Types of Offences

From Criminal Law Notebook


Procedurally, there are three classes of offence:

There is a further division between offences that are divided between full criminal offences and those that are "quasi-criminal" or regulatory. Those that are in the latter category are often provincially legislated offences, such as provincial Occupational Health and Safety legislation. They will always be classified as a form of summary offence.

Summary Offences

Any offence which is not explicitly described as an indictment or indictable offence is a summary offence.[1]

Penalties associated with provincial offences have a maximum penalty range from 6 months to 2 years less a day.[2]

Procedure for Summary Offences is governed by Part XXVII of the Code entitled "Summary Convictions".[3]

  1. see s. 34(1)(b) of the Interpretation Act, RSC 1985, c I-21 which reads "Where an enactment creates an offence,...the offence is deemed to be one for which the offender is punishable on summary conviction if there is nothing in the context to indicate that the offence is an indictable offence;"
  2. s. 787 of the Code designates "summary conviction" offences as having maximum penalty of a fine and/or 6 months imprisonment
    see also Maximum and Minimum Sentences
  3. see s. 785 to 840

Indictable Offences

According to s. 34(2) of the Interpretation Act, all indictable offences found in federal legislation are subject to the Criminal Code:

[omitted (1)]

Criminal Code to apply

(2) All the provisions of the Criminal Code relating to indictable offences apply to indictable offences created by an enactment, and all the provisions of that Code relating to summary conviction offences apply to all other offences created by an enactment, except to the extent that the enactment otherwise provides.

Documents similarly construed

(3) In a commission, proclamation, warrant or other document relating to criminal law or procedure in criminal matters,

(a) a reference to an offence for which the offender may be prosecuted by indictment shall be construed as a reference to an indictable offence; and
(b) a reference to any other offence shall be construed as a reference to an offence for which the offender is punishable on summary conviction.

R.S., c. I-23, s. 27

Section 469 states that "[e]very court of criminal jurisdiction has jurisdiction to try an indictable offence" to the exception of s. 469 offences.

The necessary procedure for any indictable offences to be tried by a judge without a jury is governed by Part XIX of the Criminal Code: "Indictable Offences — Trial Without Jury".[1] Procedure for indictable offences with a jury are governed by Part XX of the Code entitled "Procedure in Jury Trials and General Provisions".[2]

The maximum penalties for indictable offences will vary by increments of 2 or more years.
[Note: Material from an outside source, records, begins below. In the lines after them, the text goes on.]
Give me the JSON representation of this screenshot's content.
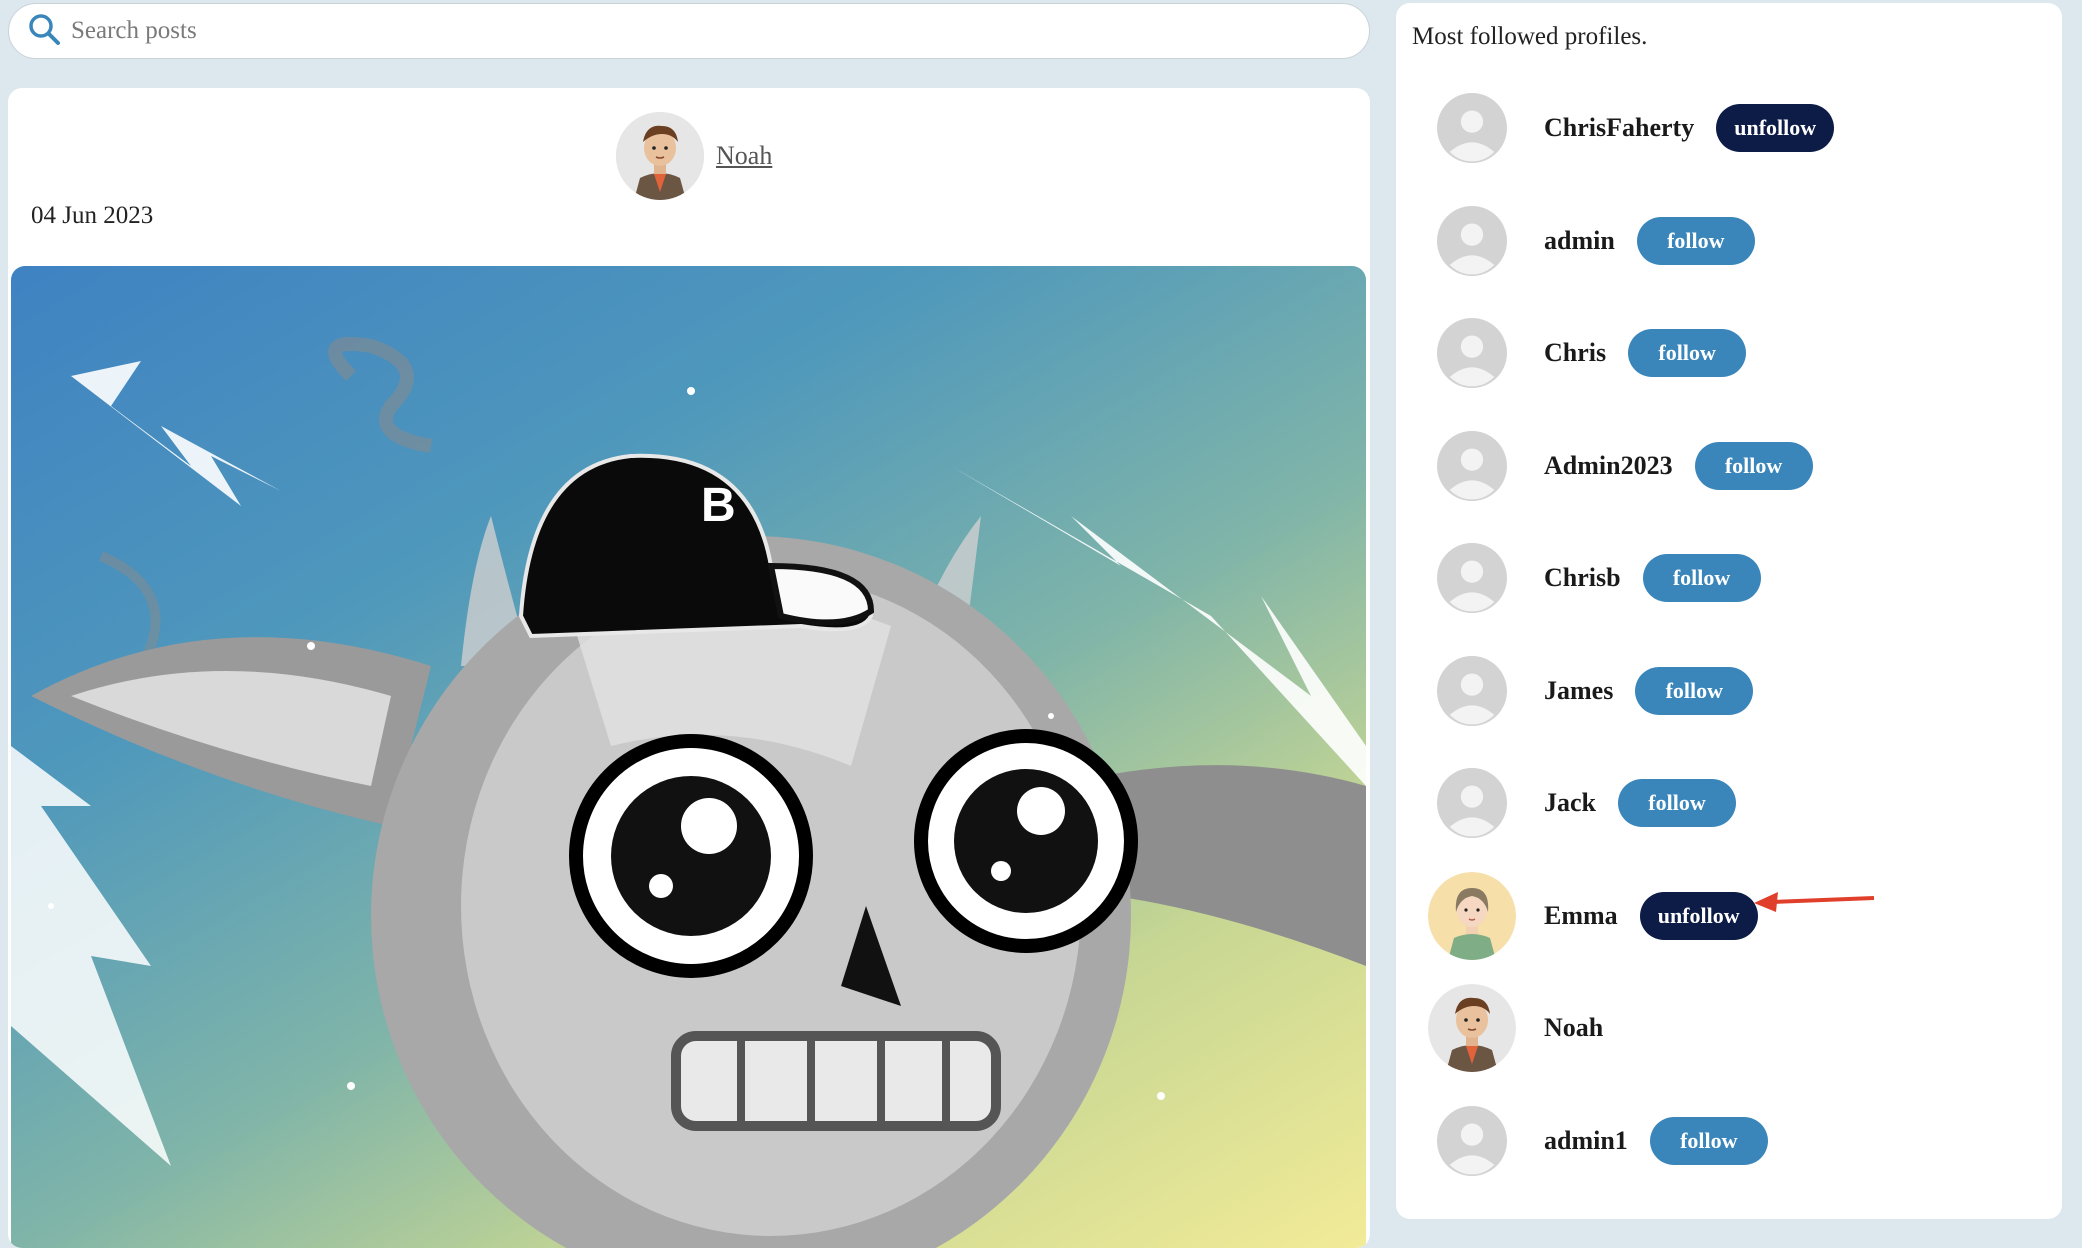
{
  "search": {
    "placeholder": "Search posts"
  },
  "post": {
    "author": "Noah",
    "date": "04 Jun 2023",
    "image_letter": "B"
  },
  "sidebar": {
    "title": "Most followed profiles.",
    "profiles": [
      {
        "name": "ChrisFaherty",
        "button": "unfollow",
        "avatar": "default-avatar"
      },
      {
        "name": "admin",
        "button": "follow",
        "avatar": "default-avatar"
      },
      {
        "name": "Chris",
        "button": "follow",
        "avatar": "default-avatar"
      },
      {
        "name": "Admin2023",
        "button": "follow",
        "avatar": "default-avatar"
      },
      {
        "name": "Chrisb",
        "button": "follow",
        "avatar": "default-avatar"
      },
      {
        "name": "James",
        "button": "follow",
        "avatar": "default-avatar"
      },
      {
        "name": "Jack",
        "button": "follow",
        "avatar": "default-avatar"
      },
      {
        "name": "Emma",
        "button": "unfollow",
        "avatar": "emma-avatar"
      },
      {
        "name": "Noah",
        "button": "",
        "avatar": "noah-avatar"
      },
      {
        "name": "admin1",
        "button": "follow",
        "avatar": "default-avatar"
      }
    ]
  },
  "colors": {
    "follow": "#3a86bb",
    "unfollow": "#0d1b47",
    "annotation_arrow": "#e0402b",
    "page_bg": "#dde8ee"
  }
}
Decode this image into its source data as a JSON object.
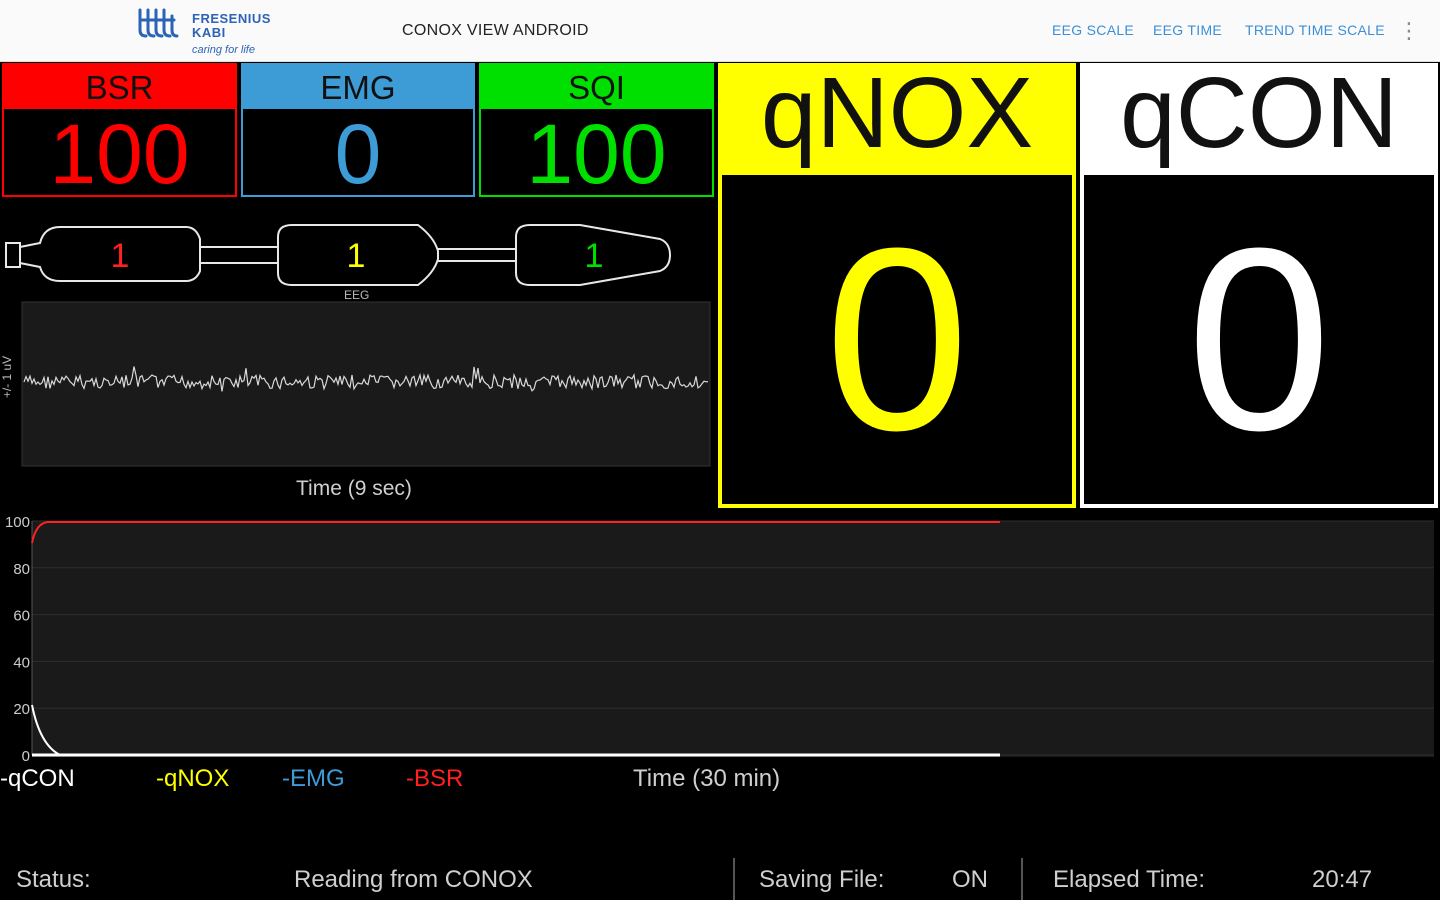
{
  "app": {
    "brand_name_line1": "FRESENIUS",
    "brand_name_line2": "KABI",
    "brand_tagline": "caring for life",
    "title": "CONOX VIEW ANDROID",
    "menu": {
      "eeg_scale": "EEG SCALE",
      "eeg_time": "EEG TIME",
      "trend_time_scale": "TREND TIME SCALE"
    },
    "overflow_icon": "more-vert-icon"
  },
  "tiles": {
    "bsr": {
      "label": "BSR",
      "value": "100",
      "color": "#ff0000"
    },
    "emg": {
      "label": "EMG",
      "value": "0",
      "color": "#3d9bd6"
    },
    "sqi": {
      "label": "SQI",
      "value": "100",
      "color": "#00e000"
    }
  },
  "panels": {
    "qnox": {
      "label": "qNOX",
      "value": "0",
      "color": "#ffff00"
    },
    "qcon": {
      "label": "qCON",
      "value": "0",
      "color": "#ffffff"
    }
  },
  "electrodes": {
    "values": [
      "1",
      "1",
      "1"
    ],
    "colors": [
      "#ff2020",
      "#ffff00",
      "#00e000"
    ],
    "label": "EEG"
  },
  "eeg": {
    "y_label": "+/- 1 uV",
    "x_label": "Time (9 sec)"
  },
  "trend": {
    "y_ticks": [
      "100",
      "80",
      "60",
      "40",
      "20",
      "0"
    ],
    "x_label": "Time (30 min)",
    "legend": [
      {
        "label": "-qCON",
        "color": "#ffffff"
      },
      {
        "label": "-qNOX",
        "color": "#ffff00"
      },
      {
        "label": "-EMG",
        "color": "#3d9bd6"
      },
      {
        "label": "-BSR",
        "color": "#ff2020"
      }
    ]
  },
  "status": {
    "status_label": "Status:",
    "status_value": "Reading from CONOX",
    "saving_label": "Saving File:",
    "saving_value": "ON",
    "elapsed_label": "Elapsed Time:",
    "elapsed_value": "20:47"
  }
}
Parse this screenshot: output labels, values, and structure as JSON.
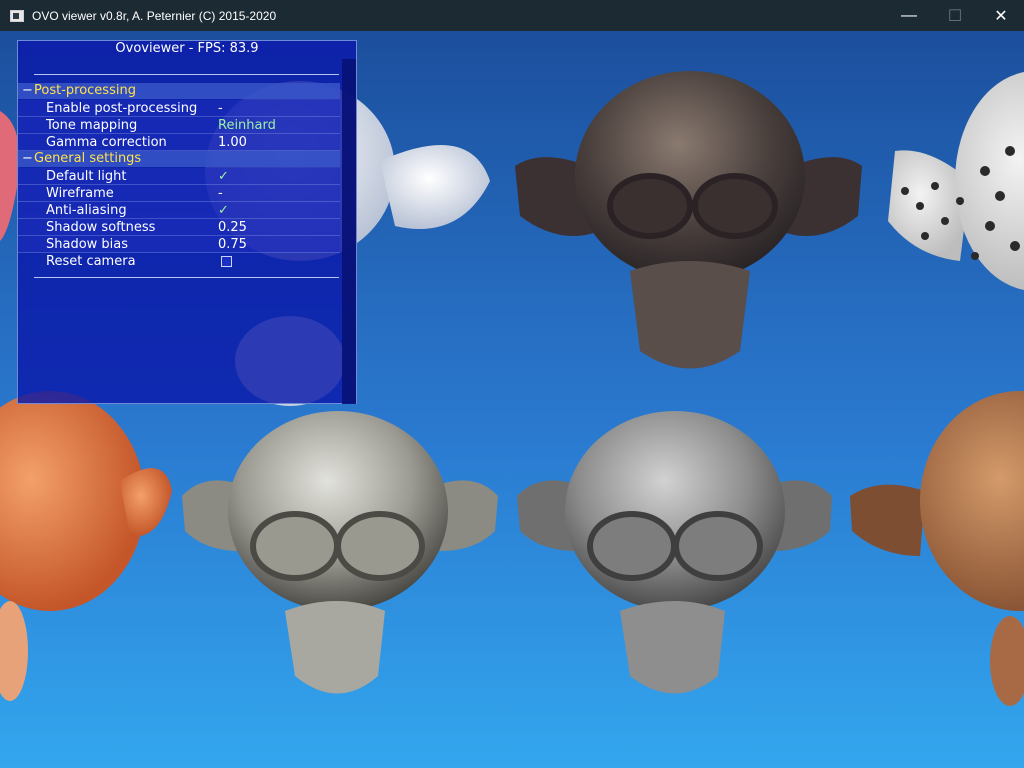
{
  "window": {
    "title": "OVO viewer v0.8r, A. Peternier (C) 2015-2020",
    "minimize_glyph": "—",
    "maximize_glyph": "☐",
    "close_glyph": "✕"
  },
  "panel": {
    "title": "Ovoviewer - FPS: 83.9",
    "sections": [
      {
        "toggle": "−",
        "label": "Post-processing",
        "items": [
          {
            "label": "Enable post-processing",
            "value": "-"
          },
          {
            "label": "Tone mapping",
            "value": "Reinhard"
          },
          {
            "label": "Gamma correction",
            "value": "1.00"
          }
        ]
      },
      {
        "toggle": "−",
        "label": "General settings",
        "items": [
          {
            "label": "Default light",
            "value": "✓"
          },
          {
            "label": "Wireframe",
            "value": "-"
          },
          {
            "label": "Anti-aliasing",
            "value": "✓"
          },
          {
            "label": "Shadow softness",
            "value": "0.25"
          },
          {
            "label": "Shadow bias",
            "value": "0.75"
          },
          {
            "label": "Reset camera",
            "value": ""
          }
        ]
      }
    ]
  },
  "colors": {
    "titlebar": "#1c2a33",
    "panel_bg": "#0a19aa",
    "section_label": "#ffe24a",
    "value_green": "#9cf1a8",
    "sky_top": "#1c4f9d",
    "sky_bottom": "#33a6ee"
  },
  "scene": {
    "monkeys": [
      "white",
      "dark-stone",
      "leopard",
      "orange-rust",
      "granite",
      "grey-marble",
      "wood"
    ]
  }
}
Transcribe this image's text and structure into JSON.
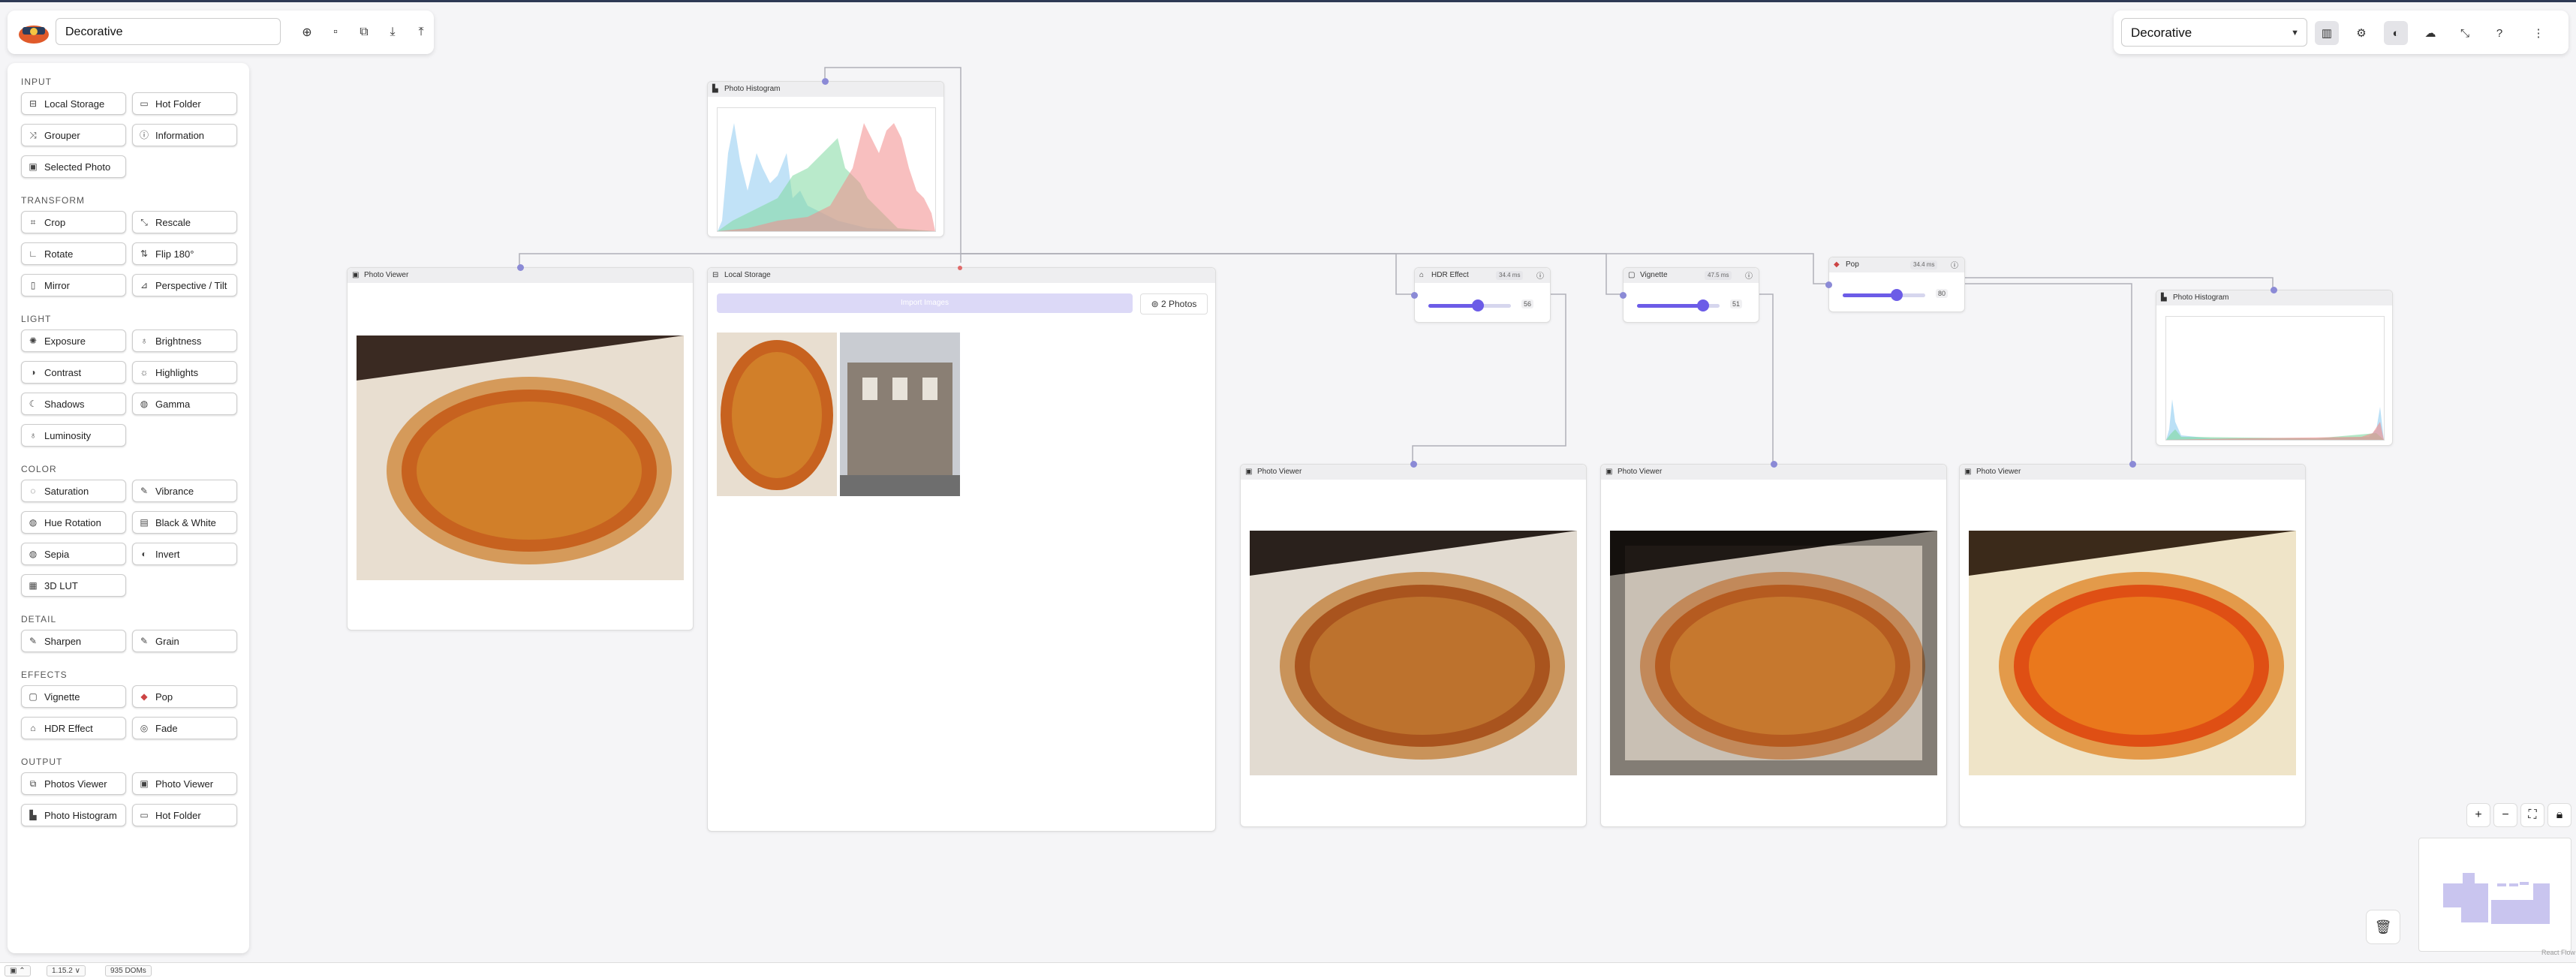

The maximum sentences include 2, 5, 7, 10, or 14 years or life.

  1. see s. 552 to 573.2
  2. see s. 574 to 672.95

Section 469 Offences

Hybrid or Electable Offences

See also: Crown Election

Under s. 34(1)(a) of the Interpretation Act, a hybrid offence is deemed to be treated as indictable until such time as a summary election is made.[1] This principle has a number of effects. It means that the many powers of police in relation to indictable offences will include hybrid offences for the purpose of their investigation. It also means that the requirements of personal attendance at court for indictable offences applies well. Anywhere in the Code that refers to "indictable offences" will include hybrid offences.

A conviction for a hybrid offence elected as a summary conviction cannot be treated as an indictable offence.[2]

  1. s. 34(1)(a) reads "Where an enactment creates an offence,...the offence is deemed to be an indictable offence if the enactment provides that the offender may be prosecuted of the offence by indictment."
  2. section 34(1)(c) of the Interpretation Act

Quasi-Criminal and Regulatory Offences

See also: Regulatory and Provincial Offences

See Also